I’ve been thinking about the emotional injuries I’ve sustained over the years. It’s hard to live into your 60’s and not experience rough moments and rough people. In most instances, ‘Forgiveness’ was not in my repertoire. Lately, however, I’ve paid more attention to the words of those who’ve suffered much more than I, at the hands of vile, or just ignorant people. As a result, I’ve come to a completely different understanding of the Power of Forgiving.

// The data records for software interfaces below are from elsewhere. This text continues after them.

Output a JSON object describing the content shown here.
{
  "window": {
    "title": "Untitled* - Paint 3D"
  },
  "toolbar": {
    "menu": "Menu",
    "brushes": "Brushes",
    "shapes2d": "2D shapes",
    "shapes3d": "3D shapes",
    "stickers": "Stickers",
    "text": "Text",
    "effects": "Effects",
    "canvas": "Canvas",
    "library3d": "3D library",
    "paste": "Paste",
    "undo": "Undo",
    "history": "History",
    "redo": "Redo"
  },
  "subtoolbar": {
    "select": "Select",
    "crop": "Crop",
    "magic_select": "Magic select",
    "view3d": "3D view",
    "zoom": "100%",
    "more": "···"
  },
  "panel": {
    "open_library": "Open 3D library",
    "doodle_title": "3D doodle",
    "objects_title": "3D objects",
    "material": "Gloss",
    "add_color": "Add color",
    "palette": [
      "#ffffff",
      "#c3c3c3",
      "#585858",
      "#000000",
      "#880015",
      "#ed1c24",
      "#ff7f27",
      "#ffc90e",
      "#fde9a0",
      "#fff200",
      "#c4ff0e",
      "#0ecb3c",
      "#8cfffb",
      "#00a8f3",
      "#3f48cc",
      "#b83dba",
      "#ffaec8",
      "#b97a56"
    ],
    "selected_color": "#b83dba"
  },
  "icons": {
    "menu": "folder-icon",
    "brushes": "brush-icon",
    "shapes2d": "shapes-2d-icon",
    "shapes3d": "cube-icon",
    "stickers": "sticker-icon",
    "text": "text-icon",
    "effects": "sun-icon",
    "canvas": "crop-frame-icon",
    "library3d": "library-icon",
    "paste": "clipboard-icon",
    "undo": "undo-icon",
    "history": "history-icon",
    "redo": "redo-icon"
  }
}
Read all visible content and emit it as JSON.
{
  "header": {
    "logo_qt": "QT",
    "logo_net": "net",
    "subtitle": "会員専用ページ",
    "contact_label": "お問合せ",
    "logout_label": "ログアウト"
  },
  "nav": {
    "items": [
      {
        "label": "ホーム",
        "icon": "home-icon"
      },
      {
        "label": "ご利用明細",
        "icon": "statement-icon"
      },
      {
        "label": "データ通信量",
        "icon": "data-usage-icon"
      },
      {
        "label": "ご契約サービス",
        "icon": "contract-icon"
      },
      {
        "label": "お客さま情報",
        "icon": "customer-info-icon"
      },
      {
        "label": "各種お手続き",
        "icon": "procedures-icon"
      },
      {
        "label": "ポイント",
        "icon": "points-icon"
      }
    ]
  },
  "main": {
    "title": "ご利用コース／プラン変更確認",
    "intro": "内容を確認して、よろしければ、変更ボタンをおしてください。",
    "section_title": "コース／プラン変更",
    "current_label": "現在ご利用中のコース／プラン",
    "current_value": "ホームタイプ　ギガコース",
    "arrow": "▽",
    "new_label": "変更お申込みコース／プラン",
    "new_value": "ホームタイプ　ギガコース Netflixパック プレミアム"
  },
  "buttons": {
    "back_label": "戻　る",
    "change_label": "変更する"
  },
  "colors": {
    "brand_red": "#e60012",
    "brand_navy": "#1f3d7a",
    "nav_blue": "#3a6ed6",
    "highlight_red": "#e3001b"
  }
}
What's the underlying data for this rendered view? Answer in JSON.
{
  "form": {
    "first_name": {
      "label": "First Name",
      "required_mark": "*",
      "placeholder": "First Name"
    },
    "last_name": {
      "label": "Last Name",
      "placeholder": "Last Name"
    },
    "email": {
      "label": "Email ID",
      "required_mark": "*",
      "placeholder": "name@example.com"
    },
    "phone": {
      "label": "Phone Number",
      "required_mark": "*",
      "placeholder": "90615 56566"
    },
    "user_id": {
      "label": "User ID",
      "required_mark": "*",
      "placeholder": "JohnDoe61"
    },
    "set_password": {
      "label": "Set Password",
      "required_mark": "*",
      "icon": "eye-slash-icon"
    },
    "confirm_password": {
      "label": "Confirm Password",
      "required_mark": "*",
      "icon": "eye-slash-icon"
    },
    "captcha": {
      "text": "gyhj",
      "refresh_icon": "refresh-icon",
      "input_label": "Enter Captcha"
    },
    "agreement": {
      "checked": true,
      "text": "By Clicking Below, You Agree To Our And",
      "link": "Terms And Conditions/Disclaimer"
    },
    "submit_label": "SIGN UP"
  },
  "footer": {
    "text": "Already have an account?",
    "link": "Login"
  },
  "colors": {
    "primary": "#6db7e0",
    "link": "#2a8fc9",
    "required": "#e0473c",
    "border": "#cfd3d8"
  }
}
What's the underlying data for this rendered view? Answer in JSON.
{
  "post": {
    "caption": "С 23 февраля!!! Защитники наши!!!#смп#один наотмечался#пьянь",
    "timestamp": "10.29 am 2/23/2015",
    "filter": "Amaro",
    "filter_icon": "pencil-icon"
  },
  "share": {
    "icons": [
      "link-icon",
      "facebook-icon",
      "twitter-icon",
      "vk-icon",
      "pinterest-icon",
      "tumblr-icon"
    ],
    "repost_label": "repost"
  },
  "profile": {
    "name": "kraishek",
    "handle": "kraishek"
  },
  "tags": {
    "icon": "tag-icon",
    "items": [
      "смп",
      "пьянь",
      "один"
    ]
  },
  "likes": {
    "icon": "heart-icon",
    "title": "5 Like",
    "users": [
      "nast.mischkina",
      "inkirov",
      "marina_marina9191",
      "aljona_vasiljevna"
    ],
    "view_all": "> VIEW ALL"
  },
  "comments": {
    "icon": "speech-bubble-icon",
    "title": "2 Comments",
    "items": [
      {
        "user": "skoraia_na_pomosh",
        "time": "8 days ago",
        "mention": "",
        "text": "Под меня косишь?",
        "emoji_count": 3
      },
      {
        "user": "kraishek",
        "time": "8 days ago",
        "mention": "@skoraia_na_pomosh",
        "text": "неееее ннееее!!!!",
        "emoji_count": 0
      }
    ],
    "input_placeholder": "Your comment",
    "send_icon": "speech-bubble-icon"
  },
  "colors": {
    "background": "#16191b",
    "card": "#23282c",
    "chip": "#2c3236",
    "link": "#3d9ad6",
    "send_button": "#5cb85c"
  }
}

First, the Act of Forgiving does not condone, excuse, or honor in any way the injury or the person who committed it. It does, however, acknowledge and recognize the depth of hurt and suffering caused, but in a way that restores power back to the injured person. When someone hurts you deeply — say, a severe violation of trust — besides the emotional pain that comes with the sense of betrayal, something else is actually taken away from you. What is temporarily lost or, more accurately, ‘eroded’ is your confidence, sense of security, sense of personal safety, and a host of other things (depending upon whatever the injury was). When we Forgive the person or people who’ve caused us harm in some significant way, we take back our power and strength so that we can begin to heal, regain balance and perspective, and avoid becoming jaded or cynical.

The Act of Forgiveness doesn’t need to be a public declaration: it can be as silent and as peaceful as a prayer sent up into the skies, as in those beautiful Japanese and Thai lantern festivals in which problems and worries float away in a swirl of golden light.